What is needed » What lines in this listing contain the string "Grade"? Report each one by copying it.

Material shown »
-- Opening Marker --

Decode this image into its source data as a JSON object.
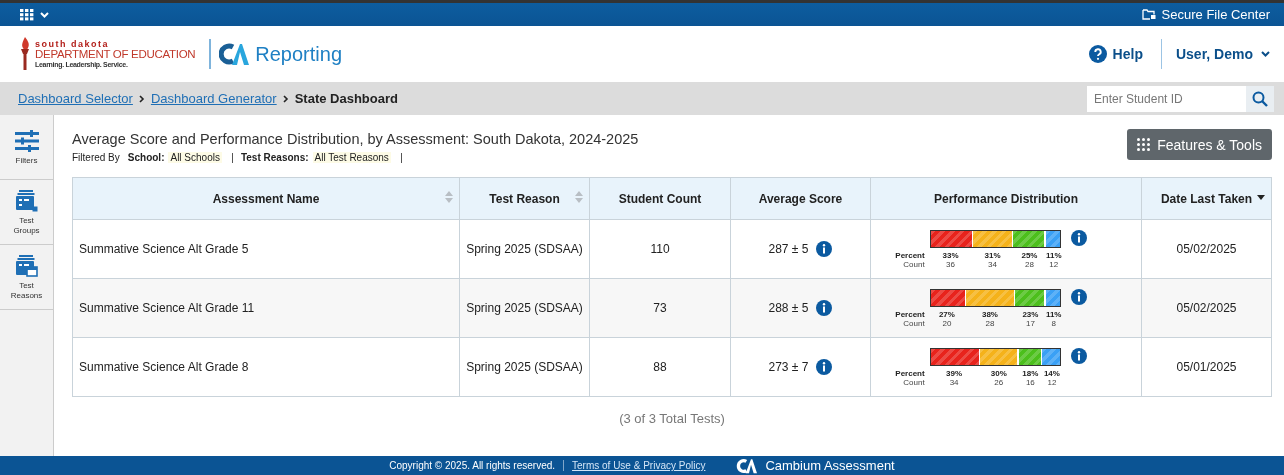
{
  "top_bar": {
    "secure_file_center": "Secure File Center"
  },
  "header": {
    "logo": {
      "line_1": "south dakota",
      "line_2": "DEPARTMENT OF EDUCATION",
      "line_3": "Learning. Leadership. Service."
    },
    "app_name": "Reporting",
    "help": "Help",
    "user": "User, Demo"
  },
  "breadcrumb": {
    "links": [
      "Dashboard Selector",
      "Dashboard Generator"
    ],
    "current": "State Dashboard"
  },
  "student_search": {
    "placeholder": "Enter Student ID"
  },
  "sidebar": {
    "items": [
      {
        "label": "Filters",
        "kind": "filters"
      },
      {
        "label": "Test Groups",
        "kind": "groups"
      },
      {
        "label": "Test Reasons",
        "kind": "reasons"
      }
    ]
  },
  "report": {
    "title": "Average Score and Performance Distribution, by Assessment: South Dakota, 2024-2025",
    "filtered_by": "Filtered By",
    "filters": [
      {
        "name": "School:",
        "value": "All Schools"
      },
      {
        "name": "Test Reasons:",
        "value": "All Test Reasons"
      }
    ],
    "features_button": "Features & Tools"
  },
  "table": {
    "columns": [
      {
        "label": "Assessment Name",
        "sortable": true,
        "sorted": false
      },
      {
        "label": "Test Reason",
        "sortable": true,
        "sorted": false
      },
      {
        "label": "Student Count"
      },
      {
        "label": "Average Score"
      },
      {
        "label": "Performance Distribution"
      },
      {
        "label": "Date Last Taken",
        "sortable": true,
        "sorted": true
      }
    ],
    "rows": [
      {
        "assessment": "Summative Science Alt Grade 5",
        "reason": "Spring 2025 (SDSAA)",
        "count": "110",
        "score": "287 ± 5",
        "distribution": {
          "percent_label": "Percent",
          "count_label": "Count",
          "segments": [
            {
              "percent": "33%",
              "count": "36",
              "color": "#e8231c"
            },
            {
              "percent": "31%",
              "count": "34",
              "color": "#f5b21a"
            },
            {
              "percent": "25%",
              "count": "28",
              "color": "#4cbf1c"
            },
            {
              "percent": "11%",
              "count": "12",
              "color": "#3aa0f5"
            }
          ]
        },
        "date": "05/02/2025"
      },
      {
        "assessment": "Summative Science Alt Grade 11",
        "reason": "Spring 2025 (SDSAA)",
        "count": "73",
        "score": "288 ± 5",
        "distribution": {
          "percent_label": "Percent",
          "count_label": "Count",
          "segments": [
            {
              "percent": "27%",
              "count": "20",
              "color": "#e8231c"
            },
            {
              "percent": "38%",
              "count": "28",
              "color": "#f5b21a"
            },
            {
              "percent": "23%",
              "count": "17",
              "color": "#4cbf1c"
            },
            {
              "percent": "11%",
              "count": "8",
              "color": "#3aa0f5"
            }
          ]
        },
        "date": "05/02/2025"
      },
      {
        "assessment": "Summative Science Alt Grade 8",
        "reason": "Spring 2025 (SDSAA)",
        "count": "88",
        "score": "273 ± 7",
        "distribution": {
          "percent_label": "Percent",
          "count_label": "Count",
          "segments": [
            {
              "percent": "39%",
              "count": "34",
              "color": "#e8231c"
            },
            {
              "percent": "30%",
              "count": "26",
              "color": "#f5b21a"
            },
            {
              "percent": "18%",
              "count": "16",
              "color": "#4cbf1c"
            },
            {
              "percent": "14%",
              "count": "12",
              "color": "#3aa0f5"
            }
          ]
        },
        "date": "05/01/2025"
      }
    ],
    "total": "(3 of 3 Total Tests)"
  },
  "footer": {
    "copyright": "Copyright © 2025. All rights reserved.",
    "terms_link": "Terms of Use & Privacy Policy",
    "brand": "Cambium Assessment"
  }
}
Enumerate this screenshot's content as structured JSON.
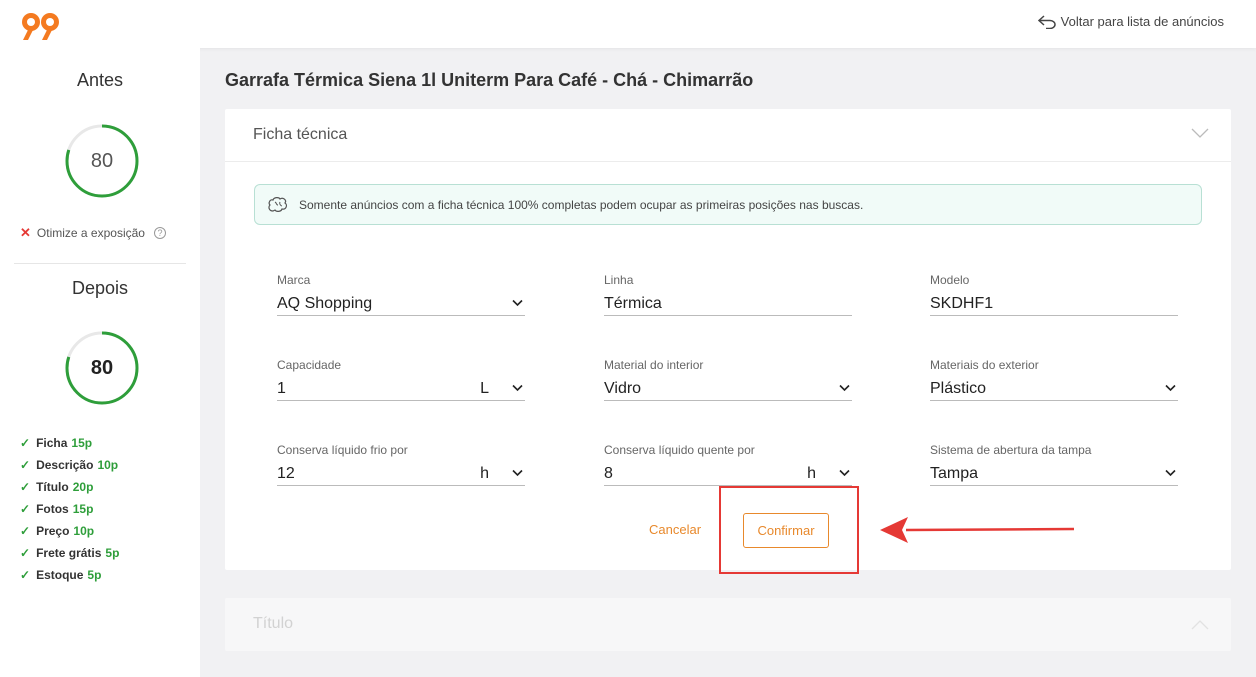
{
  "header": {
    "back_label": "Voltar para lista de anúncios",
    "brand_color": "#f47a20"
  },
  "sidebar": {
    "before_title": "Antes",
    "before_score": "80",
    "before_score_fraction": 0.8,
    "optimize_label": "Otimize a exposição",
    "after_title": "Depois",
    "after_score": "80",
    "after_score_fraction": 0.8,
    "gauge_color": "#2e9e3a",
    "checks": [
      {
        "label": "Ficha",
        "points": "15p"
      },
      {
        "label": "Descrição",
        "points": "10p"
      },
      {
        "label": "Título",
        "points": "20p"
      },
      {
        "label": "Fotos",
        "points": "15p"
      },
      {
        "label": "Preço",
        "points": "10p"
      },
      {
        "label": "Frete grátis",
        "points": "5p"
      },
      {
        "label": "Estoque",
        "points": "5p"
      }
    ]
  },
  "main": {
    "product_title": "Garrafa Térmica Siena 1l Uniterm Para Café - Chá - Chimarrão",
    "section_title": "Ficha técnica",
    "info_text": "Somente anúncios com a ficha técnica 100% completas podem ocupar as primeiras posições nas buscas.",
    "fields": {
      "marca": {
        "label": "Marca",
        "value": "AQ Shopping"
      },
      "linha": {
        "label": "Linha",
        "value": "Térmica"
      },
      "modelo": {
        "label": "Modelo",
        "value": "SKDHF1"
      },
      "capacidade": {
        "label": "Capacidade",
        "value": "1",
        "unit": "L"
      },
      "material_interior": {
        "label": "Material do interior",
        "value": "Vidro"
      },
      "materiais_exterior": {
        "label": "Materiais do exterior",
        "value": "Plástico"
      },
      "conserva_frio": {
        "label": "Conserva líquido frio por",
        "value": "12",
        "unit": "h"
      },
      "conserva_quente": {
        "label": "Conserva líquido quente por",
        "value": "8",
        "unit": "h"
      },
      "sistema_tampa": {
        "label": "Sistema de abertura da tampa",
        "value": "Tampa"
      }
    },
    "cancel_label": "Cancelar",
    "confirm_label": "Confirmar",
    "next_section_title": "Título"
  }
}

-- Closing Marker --

Reply to the exercise »
        "assessment": "Summative Science Alt Grade 5",
        "assessment": "Summative Science Alt Grade 11",
        "assessment": "Summative Science Alt Grade 8",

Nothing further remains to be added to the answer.